> [WHAT THE TASK ASKS]:
Output all the data exactly. Pictures do not belong in the copy.

> [DATA FOR REVIEW]:
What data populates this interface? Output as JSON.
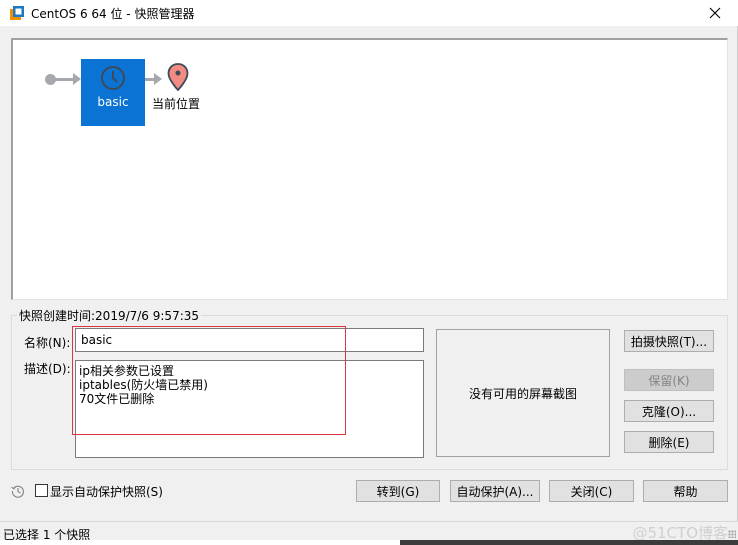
{
  "window": {
    "title": "CentOS 6 64 位 - 快照管理器",
    "app_icon": "vmware-icon",
    "close_icon": "close-icon"
  },
  "tree": {
    "start_icon": "root-dot-icon",
    "snapshots": [
      {
        "name": "basic",
        "icon": "clock-icon",
        "selected": true
      }
    ],
    "current_location": {
      "label": "当前位置",
      "icon": "location-pin-icon"
    },
    "colors": {
      "node": "#0b73d4",
      "connector": "#a5a9ad",
      "pin": "#f28b82"
    }
  },
  "details": {
    "created_label": "快照创建时间:2019/7/6 9:57:35",
    "name_label": "名称(N):",
    "name_value": "basic",
    "desc_label": "描述(D):",
    "desc_value": "ip相关参数已设置\niptables(防火墙已禁用)\n70文件已删除",
    "screenshot_placeholder": "没有可用的屏幕截图"
  },
  "side_buttons": {
    "take_snapshot": "拍摄快照(T)...",
    "keep": "保留(K)",
    "clone": "克隆(O)...",
    "delete": "删除(E)"
  },
  "bottom": {
    "show_autoprotect_label": "显示自动保护快照(S)",
    "show_autoprotect_checked": false,
    "history_icon": "history-icon",
    "goto": "转到(G)",
    "autoprotect": "自动保护(A)...",
    "close": "关闭(C)",
    "help": "帮助"
  },
  "status": {
    "text": "已选择 1 个快照",
    "watermark": "@51CTO博客"
  }
}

> [RESULT]:
What data populates this interface? Output as JSON.
{
  "window": {
    "title": "CentOS 6 64 位 - 快照管理器",
    "app_icon": "vmware-icon",
    "close_icon": "close-icon"
  },
  "tree": {
    "start_icon": "root-dot-icon",
    "snapshots": [
      {
        "name": "basic",
        "icon": "clock-icon",
        "selected": true
      }
    ],
    "current_location": {
      "label": "当前位置",
      "icon": "location-pin-icon"
    },
    "colors": {
      "node": "#0b73d4",
      "connector": "#a5a9ad",
      "pin": "#f28b82"
    }
  },
  "details": {
    "created_label": "快照创建时间:2019/7/6 9:57:35",
    "name_label": "名称(N):",
    "name_value": "basic",
    "desc_label": "描述(D):",
    "desc_value": "ip相关参数已设置\niptables(防火墙已禁用)\n70文件已删除",
    "screenshot_placeholder": "没有可用的屏幕截图"
  },
  "side_buttons": {
    "take_snapshot": "拍摄快照(T)...",
    "keep": "保留(K)",
    "clone": "克隆(O)...",
    "delete": "删除(E)"
  },
  "bottom": {
    "show_autoprotect_label": "显示自动保护快照(S)",
    "show_autoprotect_checked": false,
    "history_icon": "history-icon",
    "goto": "转到(G)",
    "autoprotect": "自动保护(A)...",
    "close": "关闭(C)",
    "help": "帮助"
  },
  "status": {
    "text": "已选择 1 个快照",
    "watermark": "@51CTO博客"
  }
}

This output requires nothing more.